*Aim of the task*
Reproduce each line of the entries that carries "placeholder".

*Source material*
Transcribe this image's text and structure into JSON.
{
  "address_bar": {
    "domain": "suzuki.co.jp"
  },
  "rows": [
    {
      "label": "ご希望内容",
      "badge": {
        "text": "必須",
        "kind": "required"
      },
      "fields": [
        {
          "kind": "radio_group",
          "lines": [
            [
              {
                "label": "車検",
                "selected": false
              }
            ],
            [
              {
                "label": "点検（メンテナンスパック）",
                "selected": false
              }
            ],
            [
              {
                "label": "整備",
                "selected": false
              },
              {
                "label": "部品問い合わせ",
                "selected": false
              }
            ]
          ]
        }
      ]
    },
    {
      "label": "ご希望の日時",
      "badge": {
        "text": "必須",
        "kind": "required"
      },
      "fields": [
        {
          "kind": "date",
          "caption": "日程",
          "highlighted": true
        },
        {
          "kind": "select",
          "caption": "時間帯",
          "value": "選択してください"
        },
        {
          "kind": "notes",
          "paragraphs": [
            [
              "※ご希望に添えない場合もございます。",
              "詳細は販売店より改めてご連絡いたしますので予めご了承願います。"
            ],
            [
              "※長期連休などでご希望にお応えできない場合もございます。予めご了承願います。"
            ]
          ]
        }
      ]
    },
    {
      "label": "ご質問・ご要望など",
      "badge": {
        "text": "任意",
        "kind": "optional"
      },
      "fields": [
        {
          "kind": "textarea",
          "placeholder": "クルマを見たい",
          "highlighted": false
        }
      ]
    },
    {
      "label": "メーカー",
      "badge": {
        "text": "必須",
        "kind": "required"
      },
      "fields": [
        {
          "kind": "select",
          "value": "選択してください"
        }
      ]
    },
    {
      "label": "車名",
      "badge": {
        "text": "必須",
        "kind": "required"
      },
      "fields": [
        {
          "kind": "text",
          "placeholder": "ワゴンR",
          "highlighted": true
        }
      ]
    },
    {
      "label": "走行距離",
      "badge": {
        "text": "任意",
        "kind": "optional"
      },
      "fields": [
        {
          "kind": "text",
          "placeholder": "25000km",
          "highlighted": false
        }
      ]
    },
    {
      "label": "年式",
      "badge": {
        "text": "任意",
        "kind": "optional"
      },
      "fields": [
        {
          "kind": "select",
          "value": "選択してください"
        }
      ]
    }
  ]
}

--

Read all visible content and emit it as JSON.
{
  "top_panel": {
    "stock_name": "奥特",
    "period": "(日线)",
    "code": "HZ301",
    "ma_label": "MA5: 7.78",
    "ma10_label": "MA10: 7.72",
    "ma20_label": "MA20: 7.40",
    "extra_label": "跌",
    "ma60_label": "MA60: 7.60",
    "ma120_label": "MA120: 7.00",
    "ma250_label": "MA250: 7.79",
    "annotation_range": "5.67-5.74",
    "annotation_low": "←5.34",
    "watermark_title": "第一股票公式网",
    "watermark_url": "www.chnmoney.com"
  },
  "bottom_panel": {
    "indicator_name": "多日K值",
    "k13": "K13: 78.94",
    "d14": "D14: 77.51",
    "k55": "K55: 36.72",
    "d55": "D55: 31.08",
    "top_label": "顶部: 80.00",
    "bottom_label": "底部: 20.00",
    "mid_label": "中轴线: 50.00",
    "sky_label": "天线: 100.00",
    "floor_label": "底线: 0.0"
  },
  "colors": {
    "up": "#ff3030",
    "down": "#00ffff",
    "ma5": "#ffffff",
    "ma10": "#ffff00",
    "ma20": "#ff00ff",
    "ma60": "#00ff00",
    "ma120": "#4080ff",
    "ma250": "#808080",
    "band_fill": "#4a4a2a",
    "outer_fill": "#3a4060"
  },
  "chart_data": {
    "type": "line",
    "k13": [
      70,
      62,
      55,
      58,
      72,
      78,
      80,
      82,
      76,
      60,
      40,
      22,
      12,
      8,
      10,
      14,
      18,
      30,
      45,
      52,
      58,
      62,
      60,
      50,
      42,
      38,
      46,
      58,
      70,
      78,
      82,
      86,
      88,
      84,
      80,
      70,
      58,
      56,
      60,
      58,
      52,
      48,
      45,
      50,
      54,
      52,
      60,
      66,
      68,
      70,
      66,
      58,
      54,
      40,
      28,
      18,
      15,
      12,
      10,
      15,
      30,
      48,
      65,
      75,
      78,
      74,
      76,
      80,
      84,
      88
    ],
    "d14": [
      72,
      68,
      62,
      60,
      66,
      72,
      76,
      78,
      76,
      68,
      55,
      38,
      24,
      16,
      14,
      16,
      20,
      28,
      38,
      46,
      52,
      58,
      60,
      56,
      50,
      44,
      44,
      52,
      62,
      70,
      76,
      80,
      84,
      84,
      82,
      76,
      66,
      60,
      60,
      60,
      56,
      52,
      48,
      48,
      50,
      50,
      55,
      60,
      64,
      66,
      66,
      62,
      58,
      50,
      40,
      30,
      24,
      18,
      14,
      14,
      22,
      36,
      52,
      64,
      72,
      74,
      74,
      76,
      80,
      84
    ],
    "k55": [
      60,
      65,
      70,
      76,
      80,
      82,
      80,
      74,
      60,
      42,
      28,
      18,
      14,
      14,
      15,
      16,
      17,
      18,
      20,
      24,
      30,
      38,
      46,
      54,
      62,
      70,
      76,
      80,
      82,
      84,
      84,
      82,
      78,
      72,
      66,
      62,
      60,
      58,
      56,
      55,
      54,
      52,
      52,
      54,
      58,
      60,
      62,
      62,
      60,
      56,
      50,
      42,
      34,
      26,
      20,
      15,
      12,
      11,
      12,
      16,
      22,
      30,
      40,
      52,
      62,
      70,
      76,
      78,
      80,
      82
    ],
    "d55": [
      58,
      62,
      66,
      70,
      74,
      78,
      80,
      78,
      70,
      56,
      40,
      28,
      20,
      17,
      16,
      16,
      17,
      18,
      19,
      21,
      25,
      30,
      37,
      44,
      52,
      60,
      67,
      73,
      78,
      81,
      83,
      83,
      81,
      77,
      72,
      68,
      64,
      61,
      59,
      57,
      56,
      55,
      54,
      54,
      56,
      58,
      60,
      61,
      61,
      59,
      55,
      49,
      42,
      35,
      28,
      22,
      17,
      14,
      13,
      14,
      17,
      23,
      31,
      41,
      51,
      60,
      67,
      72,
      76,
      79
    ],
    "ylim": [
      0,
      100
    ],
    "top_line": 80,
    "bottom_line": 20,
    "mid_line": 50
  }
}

*Response to the task*
          "placeholder": "クルマを見たい",
          "placeholder": "ワゴンR",
          "placeholder": "25000km",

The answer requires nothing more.